**Given data**
* * * * * * *

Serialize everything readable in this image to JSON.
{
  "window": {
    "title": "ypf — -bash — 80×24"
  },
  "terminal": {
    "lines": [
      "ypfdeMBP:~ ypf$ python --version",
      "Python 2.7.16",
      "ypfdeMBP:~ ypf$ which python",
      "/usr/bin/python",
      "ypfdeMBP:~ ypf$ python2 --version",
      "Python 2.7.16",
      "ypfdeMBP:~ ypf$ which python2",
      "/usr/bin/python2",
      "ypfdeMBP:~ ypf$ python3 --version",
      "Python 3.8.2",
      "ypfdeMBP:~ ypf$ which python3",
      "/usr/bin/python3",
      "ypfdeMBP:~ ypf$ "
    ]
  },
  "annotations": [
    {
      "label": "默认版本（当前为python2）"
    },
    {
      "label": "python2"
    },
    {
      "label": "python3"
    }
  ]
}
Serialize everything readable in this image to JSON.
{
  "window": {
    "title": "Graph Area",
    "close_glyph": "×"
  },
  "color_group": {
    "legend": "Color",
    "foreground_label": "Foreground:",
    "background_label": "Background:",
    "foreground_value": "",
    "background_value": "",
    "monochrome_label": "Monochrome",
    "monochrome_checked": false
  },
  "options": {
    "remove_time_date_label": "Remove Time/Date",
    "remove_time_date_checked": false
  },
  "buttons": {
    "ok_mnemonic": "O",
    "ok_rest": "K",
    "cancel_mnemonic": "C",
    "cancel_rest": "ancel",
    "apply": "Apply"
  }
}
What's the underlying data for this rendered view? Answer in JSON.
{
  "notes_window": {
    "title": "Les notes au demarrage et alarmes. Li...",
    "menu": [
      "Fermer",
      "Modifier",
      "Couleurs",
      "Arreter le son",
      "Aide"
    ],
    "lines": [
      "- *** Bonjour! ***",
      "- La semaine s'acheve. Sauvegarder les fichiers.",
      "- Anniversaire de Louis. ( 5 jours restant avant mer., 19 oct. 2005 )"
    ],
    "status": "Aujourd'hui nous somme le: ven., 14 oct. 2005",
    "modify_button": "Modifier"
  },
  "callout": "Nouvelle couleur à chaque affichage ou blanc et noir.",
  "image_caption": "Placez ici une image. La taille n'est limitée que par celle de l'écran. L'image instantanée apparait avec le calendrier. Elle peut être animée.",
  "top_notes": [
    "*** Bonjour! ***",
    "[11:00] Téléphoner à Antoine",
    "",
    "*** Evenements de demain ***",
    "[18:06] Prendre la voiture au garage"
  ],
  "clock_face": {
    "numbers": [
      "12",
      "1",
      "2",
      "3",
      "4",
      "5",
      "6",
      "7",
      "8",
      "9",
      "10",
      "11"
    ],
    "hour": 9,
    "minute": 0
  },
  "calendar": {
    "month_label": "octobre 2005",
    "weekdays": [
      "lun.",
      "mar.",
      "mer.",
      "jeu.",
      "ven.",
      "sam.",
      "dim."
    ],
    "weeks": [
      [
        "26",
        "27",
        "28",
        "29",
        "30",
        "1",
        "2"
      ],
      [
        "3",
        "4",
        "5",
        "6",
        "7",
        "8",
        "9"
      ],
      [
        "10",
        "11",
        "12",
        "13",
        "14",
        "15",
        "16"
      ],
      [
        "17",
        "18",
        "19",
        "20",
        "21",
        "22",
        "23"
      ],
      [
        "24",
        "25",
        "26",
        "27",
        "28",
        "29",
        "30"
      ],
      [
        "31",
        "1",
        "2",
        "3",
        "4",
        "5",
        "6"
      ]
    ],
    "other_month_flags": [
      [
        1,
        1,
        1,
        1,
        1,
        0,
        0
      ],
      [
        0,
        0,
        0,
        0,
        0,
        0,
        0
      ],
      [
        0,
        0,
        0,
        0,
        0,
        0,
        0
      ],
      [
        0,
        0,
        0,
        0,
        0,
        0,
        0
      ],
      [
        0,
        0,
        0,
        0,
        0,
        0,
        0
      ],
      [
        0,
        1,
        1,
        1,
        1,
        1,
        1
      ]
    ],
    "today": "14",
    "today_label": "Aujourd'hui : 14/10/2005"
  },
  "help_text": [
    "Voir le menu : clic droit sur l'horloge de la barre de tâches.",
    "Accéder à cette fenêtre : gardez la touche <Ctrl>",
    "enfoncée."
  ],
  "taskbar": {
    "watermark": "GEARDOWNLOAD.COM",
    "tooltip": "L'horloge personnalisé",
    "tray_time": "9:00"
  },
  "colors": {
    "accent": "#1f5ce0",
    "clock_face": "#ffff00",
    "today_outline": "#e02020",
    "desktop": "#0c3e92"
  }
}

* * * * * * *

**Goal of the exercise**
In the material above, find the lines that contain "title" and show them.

**Task output**
    "title": "ypf — -bash — 80×24"
    "title": "Graph Area",
    "title": "Les notes au demarrage et alarmes. Li...",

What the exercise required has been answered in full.